I've been thinking about it for a week or so now. I loved the space the movie had - both the cinematography, the soundtrack, and the dialogue. There was room to move in there, to breathe, it was quiet. I identified with both characters, the actors were amazing.
I'm going to talk about the movie now.
The descriptions of the movie i have seen seemed slightly skewed to me.
From SBS Films

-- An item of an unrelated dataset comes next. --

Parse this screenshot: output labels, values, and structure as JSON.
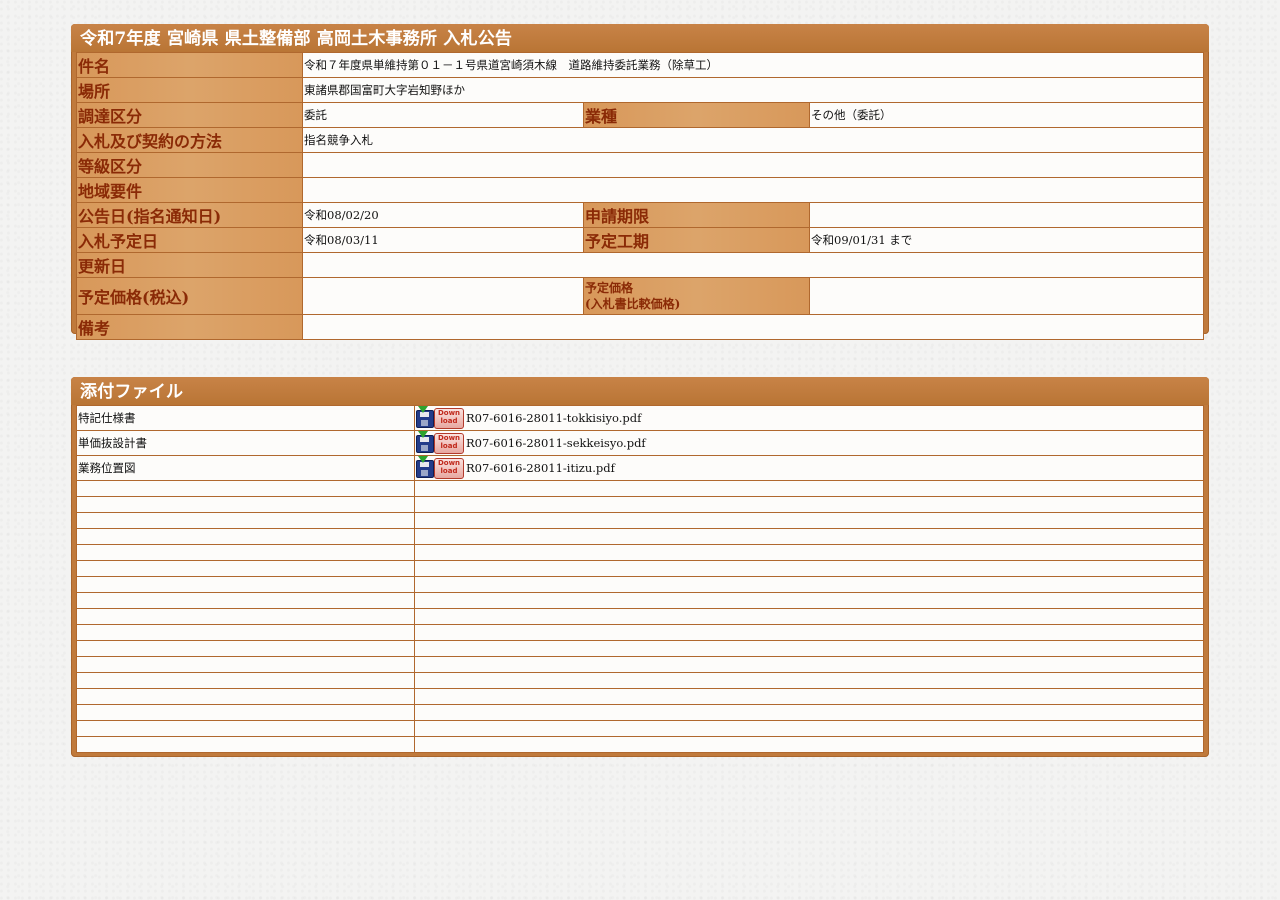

Lena (Dannielle Hall) has an absent Irish father she longs to see and an Aboriginal mother she finds disgusting. When she breaks away, she meets up with petty crim Vaughn (Damien Pitt) who’s just escaped from low security prison to reluctantly visit his dying mother. Blonde and light-skinned, Lena is remains in denial about her Aboriginal heritage; Vaughn is an angry young man with a grudge against all whites. An uneasy relationship begins to form as they hit the road heading to Sydney, taking them on a journey that’s as emotional as it is physical, as revealing as it is desperate.and the listener
"...follows Lena, a young girl who shuns her aboriginal mother and, in the process, her entire heritage and heads to Sydney hoping to find her Irish father."I'm not saying that that didn't happen - it's just that it seems a slightly surface way of seeing the movie. For me there were deeper layers than that. For instance, i didn't feel that Lena had abandoned her aboriginal heritage, or rejected it. When the aboriginal woman askes her who are her people, she just looked at her, but it wasn't with disgust at having her aboriginal heritage 'outed', it was amazment that someone had noticed and seen the inside her, not just her apparent outward appearance. Vaughn looks at her, surprised, and i think a little embarrased that he had not noticed her but only seen her at 'face value', much the same way that people treat him, as an aboriginal man.
The search that both lena and vaughn undertake for their parent's did happen, obviously, and on other levels it is a journey that is a common human experience, the search for knowledge and understanding, for truth and honesty. But, you know, i could be reading too much into it. Certainly the scene where Vaughan gets home to his mothers house is riveting and heart-rendering.
I enjoyed the fact that it felt like the movie ended in a unnatural place (for western time paradigms), with an apparent ending, but to me, we were part of the way through. And there didn't need to be more movie.
Skillfull story-telling and movie-making. Get it out on video - treat yourself.
From Native Networks
"Filmmaker Ivan Sen (Gamilaroi) drew on his own background as the child of an Aboriginal mother and an absent white father for the screenplay of his first feature-length work, Beneath Clouds, filmed on a $2.5 million dollar budget. This film about a teenager's search for her father won Sen global acclaim, screening at the 2003 Sundance Film Festival and winning the Premiere First Movie Award at the 2002 Berlin Film Festival and the 2002 Best Director Award from the Australian Film Institute.and
"Australian filmmaker Ivan Sen blends controlled composition with spontaneity in this interior road film, where two hitchhiking Aboriginal teens meet on the long road to Sydney. In this partly autobiographical film, his first feature, Sen mirrors the clash between Lena and Vaughn's personal ideals and disappointments through land, identity, and their tale-telling encounters along the way, always emphasizing the journey over the destination.and a review
"Beneath Clouds strikes a chord in indigenous and non-indigenous minds and hearts by subtly revealing something all of us should remember: we each have the power of choice." - Bird Runningwater, Sundance Native Forum